### GIVEN DATA ###
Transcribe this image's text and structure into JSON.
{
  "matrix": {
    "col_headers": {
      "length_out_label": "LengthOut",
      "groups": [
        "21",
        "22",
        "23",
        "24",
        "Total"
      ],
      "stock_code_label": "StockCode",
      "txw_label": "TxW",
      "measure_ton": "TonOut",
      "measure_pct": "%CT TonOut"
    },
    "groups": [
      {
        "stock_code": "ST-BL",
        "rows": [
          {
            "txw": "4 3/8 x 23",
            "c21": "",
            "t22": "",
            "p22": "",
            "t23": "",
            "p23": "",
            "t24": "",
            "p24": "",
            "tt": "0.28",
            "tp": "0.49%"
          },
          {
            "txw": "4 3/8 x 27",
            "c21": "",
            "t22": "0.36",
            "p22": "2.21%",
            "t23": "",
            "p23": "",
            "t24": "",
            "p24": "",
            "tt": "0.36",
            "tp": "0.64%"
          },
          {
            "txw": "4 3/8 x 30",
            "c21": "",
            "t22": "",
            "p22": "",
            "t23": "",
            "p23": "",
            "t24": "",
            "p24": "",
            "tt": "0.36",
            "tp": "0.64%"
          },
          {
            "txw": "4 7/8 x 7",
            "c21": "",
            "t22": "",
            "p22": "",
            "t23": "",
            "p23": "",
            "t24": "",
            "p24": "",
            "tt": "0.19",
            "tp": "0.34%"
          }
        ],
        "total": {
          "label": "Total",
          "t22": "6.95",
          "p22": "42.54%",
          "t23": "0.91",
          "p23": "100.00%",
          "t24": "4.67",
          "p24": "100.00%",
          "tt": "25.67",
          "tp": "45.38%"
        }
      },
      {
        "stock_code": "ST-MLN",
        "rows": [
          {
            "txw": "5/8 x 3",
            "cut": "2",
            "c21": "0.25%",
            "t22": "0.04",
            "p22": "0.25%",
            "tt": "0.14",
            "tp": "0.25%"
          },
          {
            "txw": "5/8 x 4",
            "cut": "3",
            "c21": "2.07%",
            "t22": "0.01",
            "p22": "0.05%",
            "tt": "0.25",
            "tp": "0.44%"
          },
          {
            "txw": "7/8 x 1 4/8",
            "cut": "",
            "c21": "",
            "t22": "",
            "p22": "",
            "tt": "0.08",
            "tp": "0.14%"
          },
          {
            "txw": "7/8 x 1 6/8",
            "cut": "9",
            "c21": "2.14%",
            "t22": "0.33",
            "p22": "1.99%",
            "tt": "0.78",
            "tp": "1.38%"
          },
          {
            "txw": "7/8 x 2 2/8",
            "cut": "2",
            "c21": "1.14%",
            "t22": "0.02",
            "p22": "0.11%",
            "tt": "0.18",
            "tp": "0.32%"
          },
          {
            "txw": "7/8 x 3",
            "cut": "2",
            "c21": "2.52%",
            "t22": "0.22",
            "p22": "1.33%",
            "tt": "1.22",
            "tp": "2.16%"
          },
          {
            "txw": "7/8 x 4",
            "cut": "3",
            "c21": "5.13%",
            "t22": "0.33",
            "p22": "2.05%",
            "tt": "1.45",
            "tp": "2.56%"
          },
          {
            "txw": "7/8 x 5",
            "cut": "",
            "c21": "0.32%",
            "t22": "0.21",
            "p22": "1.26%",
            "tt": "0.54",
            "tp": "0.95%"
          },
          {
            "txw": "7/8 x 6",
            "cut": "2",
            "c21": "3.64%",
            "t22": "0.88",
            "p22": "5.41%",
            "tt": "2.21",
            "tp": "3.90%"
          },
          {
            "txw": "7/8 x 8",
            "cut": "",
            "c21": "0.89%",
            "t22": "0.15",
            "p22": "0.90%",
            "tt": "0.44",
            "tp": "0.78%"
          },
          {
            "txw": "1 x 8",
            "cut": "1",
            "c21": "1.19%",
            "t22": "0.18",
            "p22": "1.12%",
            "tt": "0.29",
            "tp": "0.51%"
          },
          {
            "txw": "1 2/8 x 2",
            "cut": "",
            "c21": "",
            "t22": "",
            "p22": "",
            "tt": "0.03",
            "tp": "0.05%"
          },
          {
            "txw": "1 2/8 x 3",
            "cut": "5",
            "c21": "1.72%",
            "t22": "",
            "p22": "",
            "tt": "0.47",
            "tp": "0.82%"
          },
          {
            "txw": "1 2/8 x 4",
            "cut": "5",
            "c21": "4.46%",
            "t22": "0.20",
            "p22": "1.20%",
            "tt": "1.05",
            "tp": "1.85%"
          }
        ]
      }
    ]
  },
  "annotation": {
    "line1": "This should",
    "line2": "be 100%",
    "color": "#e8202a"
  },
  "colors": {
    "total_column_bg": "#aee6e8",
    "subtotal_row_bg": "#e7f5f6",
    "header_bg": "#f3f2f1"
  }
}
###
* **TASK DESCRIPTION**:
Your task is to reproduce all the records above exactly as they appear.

* **RESPONSE**:
Transcribe this image's text and structure into JSON.
{
  "matrix": {
    "col_headers": {
      "length_out_label": "LengthOut",
      "groups": [
        "21",
        "22",
        "23",
        "24",
        "Total"
      ],
      "stock_code_label": "StockCode",
      "txw_label": "TxW",
      "measure_ton": "TonOut",
      "measure_pct": "%CT TonOut"
    },
    "groups": [
      {
        "stock_code": "ST-BL",
        "rows": [
          {
            "txw": "4 3/8 x 23",
            "c21": "",
            "t22": "",
            "p22": "",
            "t23": "",
            "p23": "",
            "t24": "",
            "p24": "",
            "tt": "0.28",
            "tp": "0.49%"
          },
          {
            "txw": "4 3/8 x 27",
            "c21": "",
            "t22": "0.36",
            "p22": "2.21%",
            "t23": "",
            "p23": "",
            "t24": "",
            "p24": "",
            "tt": "0.36",
            "tp": "0.64%"
          },
          {
            "txw": "4 3/8 x 30",
            "c21": "",
            "t22": "",
            "p22": "",
            "t23": "",
            "p23": "",
            "t24": "",
            "p24": "",
            "tt": "0.36",
            "tp": "0.64%"
          },
          {
            "txw": "4 7/8 x 7",
            "c21": "",
            "t22": "",
            "p22": "",
            "t23": "",
            "p23": "",
            "t24": "",
            "p24": "",
            "tt": "0.19",
            "tp": "0.34%"
          }
        ],
        "total": {
          "label": "Total",
          "t22": "6.95",
          "p22": "42.54%",
          "t23": "0.91",
          "p23": "100.00%",
          "t24": "4.67",
          "p24": "100.00%",
          "tt": "25.67",
          "tp": "45.38%"
        }
      },
      {
        "stock_code": "ST-MLN",
        "rows": [
          {
            "txw": "5/8 x 3",
            "cut": "2",
            "c21": "0.25%",
            "t22": "0.04",
            "p22": "0.25%",
            "tt": "0.14",
            "tp": "0.25%"
          },
          {
            "txw": "5/8 x 4",
            "cut": "3",
            "c21": "2.07%",
            "t22": "0.01",
            "p22": "0.05%",
            "tt": "0.25",
            "tp": "0.44%"
          },
          {
            "txw": "7/8 x 1 4/8",
            "cut": "",
            "c21": "",
            "t22": "",
            "p22": "",
            "tt": "0.08",
            "tp": "0.14%"
          },
          {
            "txw": "7/8 x 1 6/8",
            "cut": "9",
            "c21": "2.14%",
            "t22": "0.33",
            "p22": "1.99%",
            "tt": "0.78",
            "tp": "1.38%"
          },
          {
            "txw": "7/8 x 2 2/8",
            "cut": "2",
            "c21": "1.14%",
            "t22": "0.02",
            "p22": "0.11%",
            "tt": "0.18",
            "tp": "0.32%"
          },
          {
            "txw": "7/8 x 3",
            "cut": "2",
            "c21": "2.52%",
            "t22": "0.22",
            "p22": "1.33%",
            "tt": "1.22",
            "tp": "2.16%"
          },
          {
            "txw": "7/8 x 4",
            "cut": "3",
            "c21": "5.13%",
            "t22": "0.33",
            "p22": "2.05%",
            "tt": "1.45",
            "tp": "2.56%"
          },
          {
            "txw": "7/8 x 5",
            "cut": "",
            "c21": "0.32%",
            "t22": "0.21",
            "p22": "1.26%",
            "tt": "0.54",
            "tp": "0.95%"
          },
          {
            "txw": "7/8 x 6",
            "cut": "2",
            "c21": "3.64%",
            "t22": "0.88",
            "p22": "5.41%",
            "tt": "2.21",
            "tp": "3.90%"
          },
          {
            "txw": "7/8 x 8",
            "cut": "",
            "c21": "0.89%",
            "t22": "0.15",
            "p22": "0.90%",
            "tt": "0.44",
            "tp": "0.78%"
          },
          {
            "txw": "1 x 8",
            "cut": "1",
            "c21": "1.19%",
            "t22": "0.18",
            "p22": "1.12%",
            "tt": "0.29",
            "tp": "0.51%"
          },
          {
            "txw": "1 2/8 x 2",
            "cut": "",
            "c21": "",
            "t22": "",
            "p22": "",
            "tt": "0.03",
            "tp": "0.05%"
          },
          {
            "txw": "1 2/8 x 3",
            "cut": "5",
            "c21": "1.72%",
            "t22": "",
            "p22": "",
            "tt": "0.47",
            "tp": "0.82%"
          },
          {
            "txw": "1 2/8 x 4",
            "cut": "5",
            "c21": "4.46%",
            "t22": "0.20",
            "p22": "1.20%",
            "tt": "1.05",
            "tp": "1.85%"
          }
        ]
      }
    ]
  },
  "annotation": {
    "line1": "This should",
    "line2": "be 100%",
    "color": "#e8202a"
  },
  "colors": {
    "total_column_bg": "#aee6e8",
    "subtotal_row_bg": "#e7f5f6",
    "header_bg": "#f3f2f1"
  }
}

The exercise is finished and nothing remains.